**RECORDS**
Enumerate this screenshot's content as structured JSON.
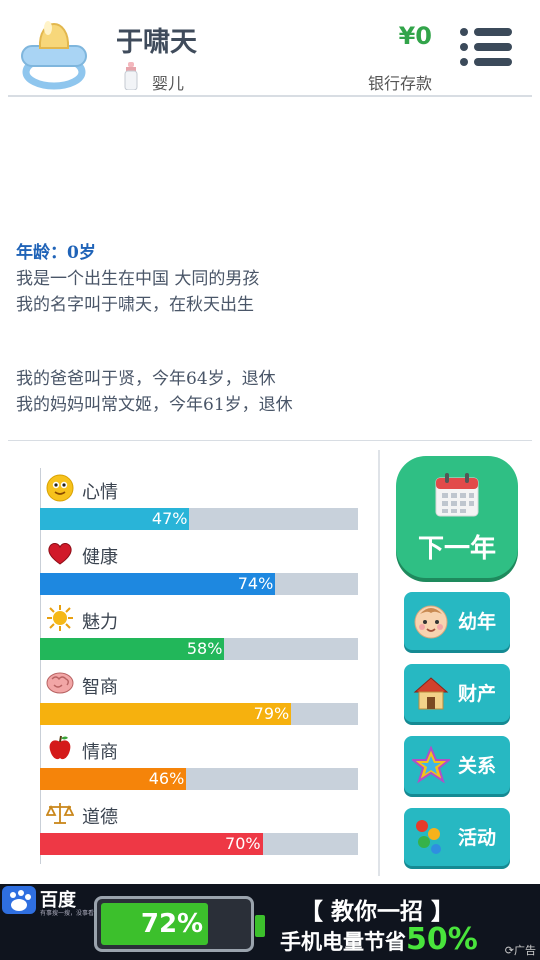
{
  "header": {
    "name": "于啸天",
    "stage": "婴儿",
    "money": "¥0",
    "bank_label": "银行存款"
  },
  "story": {
    "age_line": "年龄：0岁",
    "lines": [
      "我是一个出生在中国 大同的男孩",
      "我的名字叫于啸天，在秋天出生"
    ],
    "parents": [
      "我的爸爸叫于贤，今年64岁，退休",
      "我的妈妈叫常文姬，今年61岁，退休"
    ]
  },
  "stats": [
    {
      "label": "心情",
      "value": 47,
      "pct": "47%",
      "color": "#29b4d8",
      "icon": "smiley-icon"
    },
    {
      "label": "健康",
      "value": 74,
      "pct": "74%",
      "color": "#1e88e0",
      "icon": "heart-icon"
    },
    {
      "label": "魅力",
      "value": 58,
      "pct": "58%",
      "color": "#22b75a",
      "icon": "sun-icon"
    },
    {
      "label": "智商",
      "value": 79,
      "pct": "79%",
      "color": "#f6b10e",
      "icon": "brain-icon"
    },
    {
      "label": "情商",
      "value": 46,
      "pct": "46%",
      "color": "#f5840a",
      "icon": "apple-icon"
    },
    {
      "label": "道德",
      "value": 70,
      "pct": "70%",
      "color": "#ee3845",
      "icon": "scales-icon"
    }
  ],
  "buttons": {
    "next_year": "下一年",
    "childhood": "幼年",
    "property": "财产",
    "relations": "关系",
    "activity": "活动"
  },
  "ad": {
    "brand": "百度",
    "tagline": "有事搜一搜，没事看一看",
    "battery_pct": "72%",
    "battery_level": 72,
    "headline": "【 教你一招 】",
    "sub_prefix": "手机电量节省",
    "sub_highlight": "50%",
    "ad_tag": "广告"
  }
}
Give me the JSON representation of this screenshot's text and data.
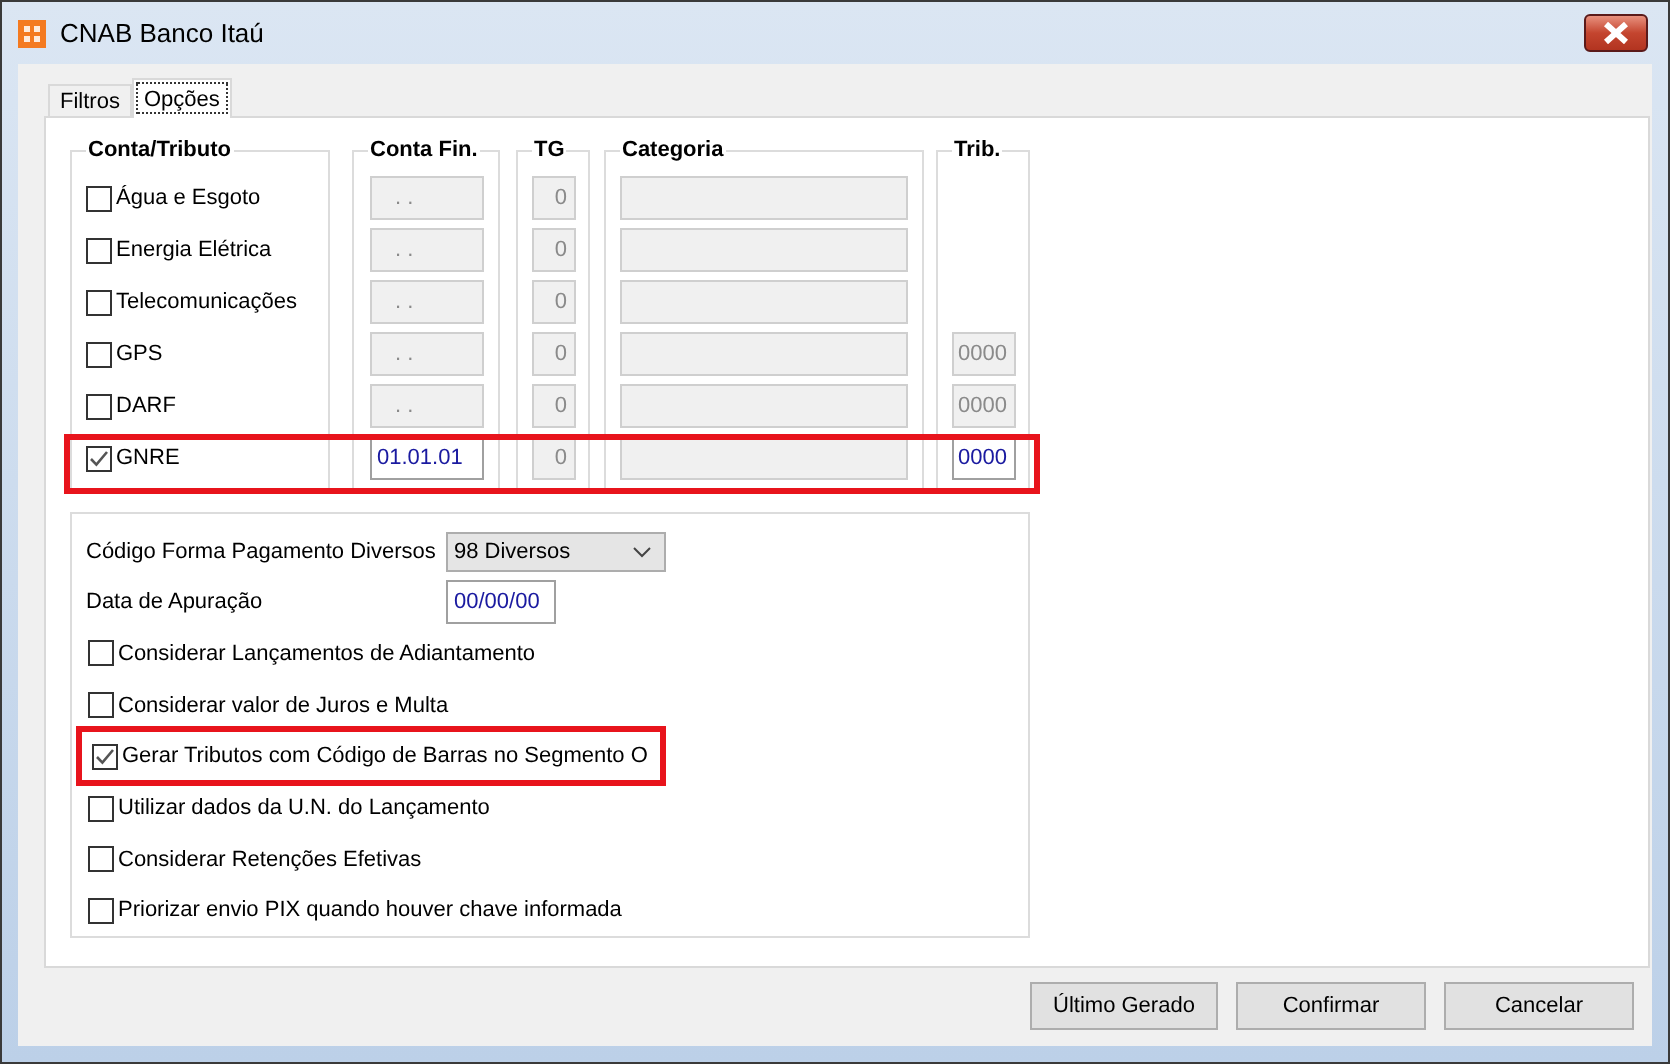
{
  "window": {
    "title": "CNAB Banco Itaú"
  },
  "tabs": [
    {
      "label": "Filtros",
      "selected": false
    },
    {
      "label": "Opções",
      "selected": true
    }
  ],
  "tax_table": {
    "columns": [
      "Conta/Tributo",
      "Conta Fin.",
      "TG",
      "Categoria",
      "Trib."
    ],
    "rows": [
      {
        "label": "Água e Esgoto",
        "checked": false,
        "highlighted": false,
        "conta_fin": ". .",
        "tg": "0"
      },
      {
        "label": "Energia Elétrica",
        "checked": false,
        "highlighted": false,
        "conta_fin": ". .",
        "tg": "0"
      },
      {
        "label": "Telecomunicações",
        "checked": false,
        "highlighted": false,
        "conta_fin": ". .",
        "tg": "0"
      },
      {
        "label": "GPS",
        "checked": false,
        "highlighted": false,
        "conta_fin": ". .",
        "tg": "0",
        "trib": "0000"
      },
      {
        "label": "DARF",
        "checked": false,
        "highlighted": false,
        "conta_fin": ". .",
        "tg": "0",
        "trib": "0000"
      },
      {
        "label": "GNRE",
        "checked": true,
        "highlighted": true,
        "conta_fin": "01.01.01",
        "tg": "0",
        "trib": "0000"
      }
    ]
  },
  "options": {
    "payment_code": {
      "label": "Código Forma Pagamento Diversos",
      "value": "98 Diversos"
    },
    "date": {
      "label": "Data de Apuração",
      "value": "00/00/00"
    },
    "checks": [
      {
        "label": "Considerar Lançamentos de Adiantamento",
        "checked": false,
        "highlighted": false
      },
      {
        "label": "Considerar valor de Juros e Multa",
        "checked": false,
        "highlighted": false
      },
      {
        "label": "Gerar Tributos com Código de Barras no Segmento O",
        "checked": true,
        "highlighted": true
      },
      {
        "label": "Utilizar dados da U.N. do Lançamento",
        "checked": false,
        "highlighted": false
      },
      {
        "label": "Considerar Retenções Efetivas",
        "checked": false,
        "highlighted": false
      },
      {
        "label": "Priorizar envio PIX quando houver chave informada",
        "checked": false,
        "highlighted": false
      }
    ]
  },
  "buttons": [
    "Último Gerado",
    "Confirmar",
    "Cancelar"
  ]
}
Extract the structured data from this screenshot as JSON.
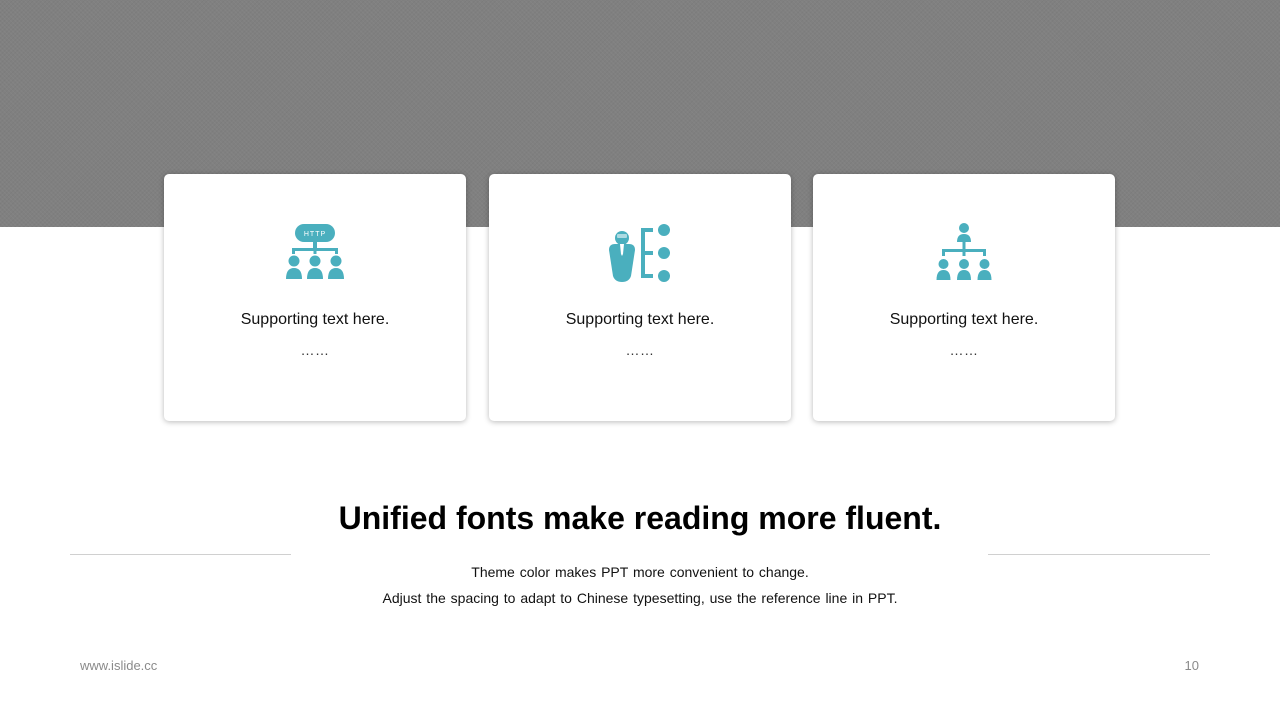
{
  "colors": {
    "accent": "#4AAFBE",
    "band": "#808080",
    "card_bg": "#FFFFFF",
    "rule": "#D0D0D0",
    "footer_text": "#8A8A8A"
  },
  "cards": [
    {
      "icon": "http-network-icon",
      "icon_text": "HTTP",
      "label": "Supporting text here.",
      "ellipsis": "……"
    },
    {
      "icon": "person-options-icon",
      "label": "Supporting text here.",
      "ellipsis": "……"
    },
    {
      "icon": "org-chart-icon",
      "label": "Supporting text here.",
      "ellipsis": "……"
    }
  ],
  "headline": "Unified fonts make reading more fluent.",
  "body": {
    "line1": "Theme color makes PPT more convenient to change.",
    "line2": "Adjust the spacing to adapt to Chinese typesetting, use the reference line in PPT."
  },
  "footer": {
    "url": "www.islide.cc",
    "page": "10"
  }
}
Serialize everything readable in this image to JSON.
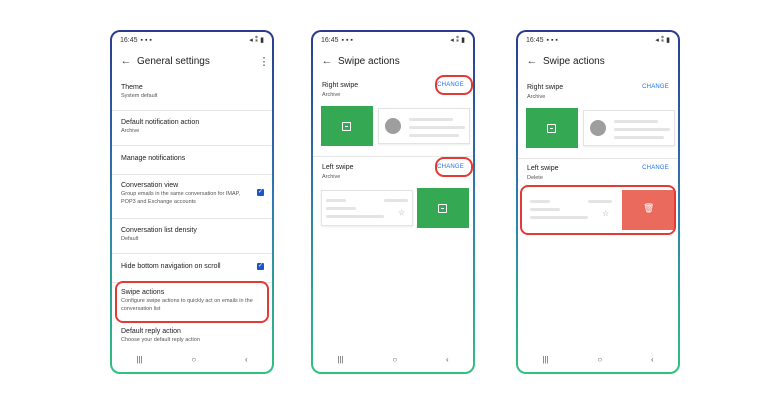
{
  "colors": {
    "accent": "#1a73e8",
    "highlight": "#e53935",
    "archive_green": "#34a853",
    "delete_red": "#ea6a5e"
  },
  "status": {
    "time": "16:45"
  },
  "screen1": {
    "title": "General settings",
    "items": [
      {
        "title": "Theme",
        "subtitle": "System default"
      },
      {
        "title": "Default notification action",
        "subtitle": "Archive"
      },
      {
        "title": "Manage notifications"
      },
      {
        "title": "Conversation view",
        "subtitle": "Group emails in the same conversation for IMAP, POP3 and Exchange accounts",
        "checked": true
      },
      {
        "title": "Conversation list density",
        "subtitle": "Default"
      },
      {
        "title": "Hide bottom navigation on scroll",
        "checked": true
      },
      {
        "title": "Swipe actions",
        "subtitle": "Configure swipe actions to quickly act on emails in the conversation list"
      },
      {
        "title": "Default reply action",
        "subtitle": "Choose your default reply action"
      }
    ]
  },
  "screen2": {
    "title": "Swipe actions",
    "right_swipe": {
      "title": "Right swipe",
      "subtitle": "Archive",
      "change": "CHANGE"
    },
    "left_swipe": {
      "title": "Left swipe",
      "subtitle": "Archive",
      "change": "CHANGE"
    }
  },
  "screen3": {
    "title": "Swipe actions",
    "right_swipe": {
      "title": "Right swipe",
      "subtitle": "Archive",
      "change": "CHANGE"
    },
    "left_swipe": {
      "title": "Left swipe",
      "subtitle": "Delete",
      "change": "CHANGE"
    }
  },
  "icons": {
    "status": "signal-wifi-battery-icons",
    "back": "arrow-left-icon",
    "more": "more-vert-icon",
    "archive": "archive-icon",
    "delete": "trash-icon",
    "avatar": "person-icon",
    "star": "star-outline-icon",
    "nav": [
      "recent-apps-icon",
      "home-icon",
      "back-nav-icon"
    ]
  }
}
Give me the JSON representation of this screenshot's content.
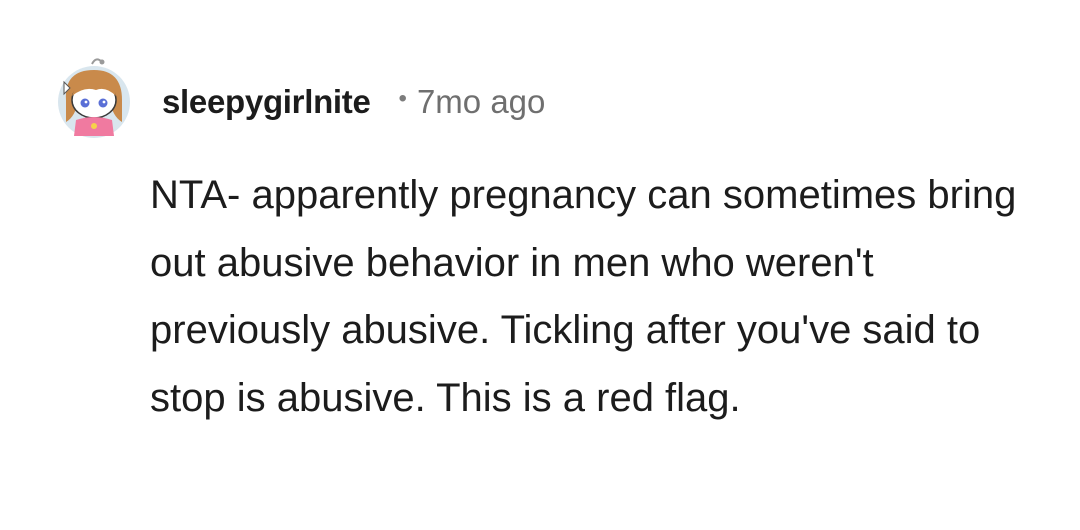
{
  "comment": {
    "username": "sleepygirlnite",
    "separator": "•",
    "timestamp": "7mo ago",
    "avatar_icon": "anime-girl-avatar-icon",
    "body": "NTA- apparently pregnancy can sometimes bring out abusive behavior in men who weren't previously abusive. Tickling after you've said to stop is abusive. This is a red flag."
  },
  "colors": {
    "text": "#1c1c1c",
    "meta": "#6f6f6f",
    "avatar_bg": "#d9e6ee",
    "hair": "#c98a4b",
    "shirt": "#f07aa0"
  }
}
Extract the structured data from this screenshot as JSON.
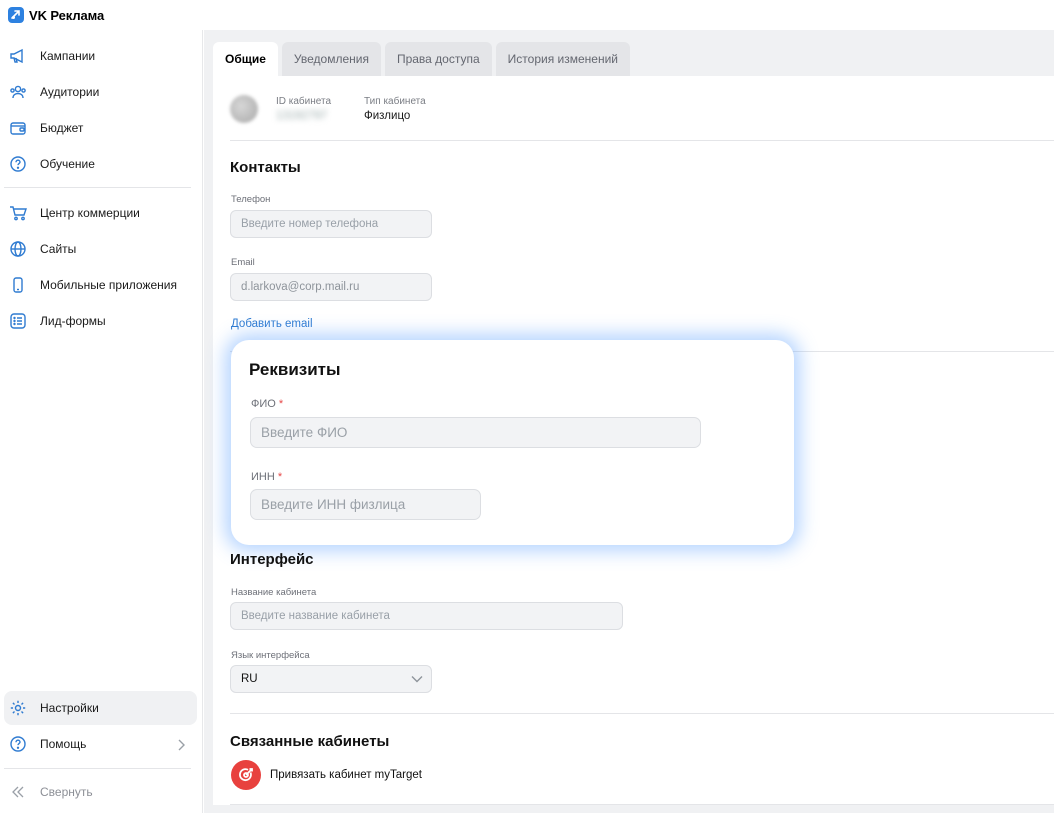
{
  "app": {
    "title": "VK Реклама"
  },
  "sidebar": {
    "items": [
      {
        "label": "Кампании",
        "icon": "megaphone-icon"
      },
      {
        "label": "Аудитории",
        "icon": "people-icon"
      },
      {
        "label": "Бюджет",
        "icon": "wallet-icon"
      },
      {
        "label": "Обучение",
        "icon": "question-circle-icon"
      },
      {
        "label": "Центр коммерции",
        "icon": "cart-icon"
      },
      {
        "label": "Сайты",
        "icon": "globe-icon"
      },
      {
        "label": "Мобильные приложения",
        "icon": "phone-icon"
      },
      {
        "label": "Лид-формы",
        "icon": "list-form-icon"
      }
    ],
    "settings": "Настройки",
    "help": "Помощь",
    "collapse": "Свернуть"
  },
  "tabs": [
    {
      "label": "Общие",
      "active": true
    },
    {
      "label": "Уведомления",
      "active": false
    },
    {
      "label": "Права доступа",
      "active": false
    },
    {
      "label": "История изменений",
      "active": false
    }
  ],
  "account": {
    "id_label": "ID кабинета",
    "id_value": "13192797",
    "type_label": "Тип кабинета",
    "type_value": "Физлицо"
  },
  "contacts": {
    "title": "Контакты",
    "phone_label": "Телефон",
    "phone_placeholder": "Введите номер телефона",
    "email_label": "Email",
    "email_value": "d.larkova@corp.mail.ru",
    "add_email": "Добавить email"
  },
  "requisites": {
    "title": "Реквизиты",
    "fio_label": "ФИО",
    "fio_placeholder": "Введите ФИО",
    "inn_label": "ИНН",
    "inn_placeholder": "Введите ИНН физлица",
    "required_mark": "*"
  },
  "interface": {
    "title": "Интерфейс",
    "name_label": "Название кабинета",
    "name_placeholder": "Введите название кабинета",
    "lang_label": "Язык интерфейса",
    "lang_value": "RU"
  },
  "linked": {
    "title": "Связанные кабинеты",
    "mytarget_label": "Привязать кабинет myTarget"
  },
  "colors": {
    "accent": "#2f7bd1",
    "logo": "#2d81e0",
    "required": "#e64646",
    "mytarget": "#e8413e",
    "highlight_glow": "#5aa0ff"
  }
}
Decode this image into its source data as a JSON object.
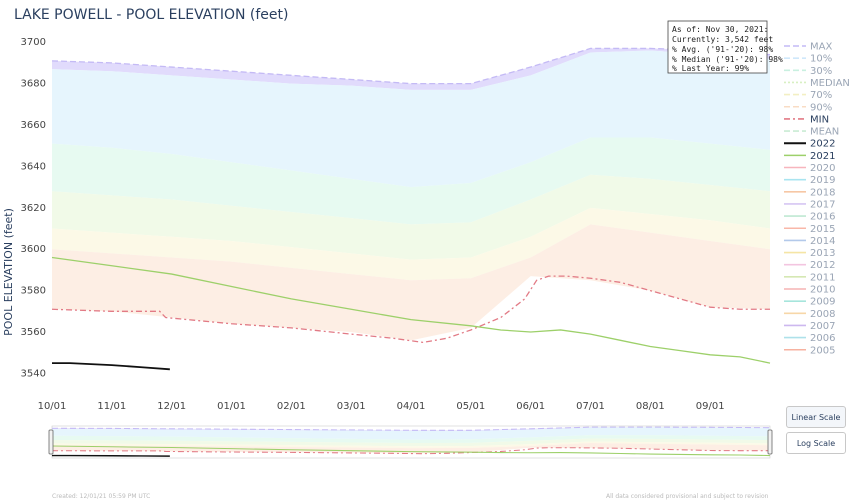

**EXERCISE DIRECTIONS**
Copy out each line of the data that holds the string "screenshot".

**FINISHED EXERCISE**
Enumerate this screenshot's content as structured JSON.
Give me the JSON representation of this screenshot's text and data.
Extract the structured data from this screenshot as JSON.
Give me the JSON representation of this screenshot's content.
Extract the structured data from this screenshot as JSON.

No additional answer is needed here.